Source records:
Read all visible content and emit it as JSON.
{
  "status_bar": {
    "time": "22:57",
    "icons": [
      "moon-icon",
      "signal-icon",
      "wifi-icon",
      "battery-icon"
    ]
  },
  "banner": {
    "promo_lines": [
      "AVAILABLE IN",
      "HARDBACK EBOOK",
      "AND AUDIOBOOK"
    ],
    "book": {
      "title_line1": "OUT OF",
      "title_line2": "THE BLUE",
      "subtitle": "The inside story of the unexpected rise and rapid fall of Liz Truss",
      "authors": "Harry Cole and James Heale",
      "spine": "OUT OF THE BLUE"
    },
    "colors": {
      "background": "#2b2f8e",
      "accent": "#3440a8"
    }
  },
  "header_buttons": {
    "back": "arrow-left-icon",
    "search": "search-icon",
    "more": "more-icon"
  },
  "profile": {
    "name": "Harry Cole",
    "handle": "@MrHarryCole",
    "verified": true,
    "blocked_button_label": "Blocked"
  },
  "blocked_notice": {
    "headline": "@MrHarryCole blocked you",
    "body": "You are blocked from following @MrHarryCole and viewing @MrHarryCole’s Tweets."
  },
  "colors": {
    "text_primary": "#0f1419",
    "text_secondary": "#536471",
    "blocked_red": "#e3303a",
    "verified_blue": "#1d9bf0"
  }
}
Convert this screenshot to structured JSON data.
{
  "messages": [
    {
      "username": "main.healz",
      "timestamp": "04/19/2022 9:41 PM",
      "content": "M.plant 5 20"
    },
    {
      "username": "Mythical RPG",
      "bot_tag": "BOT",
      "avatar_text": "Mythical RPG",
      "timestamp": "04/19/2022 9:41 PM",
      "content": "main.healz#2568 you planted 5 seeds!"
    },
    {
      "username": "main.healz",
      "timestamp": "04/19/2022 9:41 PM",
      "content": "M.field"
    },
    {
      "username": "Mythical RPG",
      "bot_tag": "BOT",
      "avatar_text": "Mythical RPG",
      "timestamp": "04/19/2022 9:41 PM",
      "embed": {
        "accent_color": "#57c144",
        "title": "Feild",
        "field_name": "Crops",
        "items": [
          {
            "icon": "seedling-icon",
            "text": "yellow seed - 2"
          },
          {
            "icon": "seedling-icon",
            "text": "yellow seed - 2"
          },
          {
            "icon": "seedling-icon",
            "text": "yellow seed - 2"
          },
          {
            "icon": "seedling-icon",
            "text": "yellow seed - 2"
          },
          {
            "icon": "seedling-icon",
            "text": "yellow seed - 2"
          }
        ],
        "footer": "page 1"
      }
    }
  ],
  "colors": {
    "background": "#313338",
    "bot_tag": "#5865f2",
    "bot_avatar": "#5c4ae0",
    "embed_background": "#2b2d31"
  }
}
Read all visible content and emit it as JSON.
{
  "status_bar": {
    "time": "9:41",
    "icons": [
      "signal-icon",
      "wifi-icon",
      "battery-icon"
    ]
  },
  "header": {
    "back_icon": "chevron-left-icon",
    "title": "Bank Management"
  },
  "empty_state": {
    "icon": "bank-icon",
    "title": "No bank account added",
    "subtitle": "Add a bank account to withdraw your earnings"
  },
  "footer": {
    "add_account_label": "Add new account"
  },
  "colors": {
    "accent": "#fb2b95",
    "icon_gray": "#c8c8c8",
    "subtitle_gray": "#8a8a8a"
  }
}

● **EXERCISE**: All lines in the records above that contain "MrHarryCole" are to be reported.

● **TASK ANSWER**:
    "handle": "@MrHarryCole",
    "headline": "@MrHarryCole blocked you",
    "body": "You are blocked from following @MrHarryCole and viewing @MrHarryCole’s Tweets."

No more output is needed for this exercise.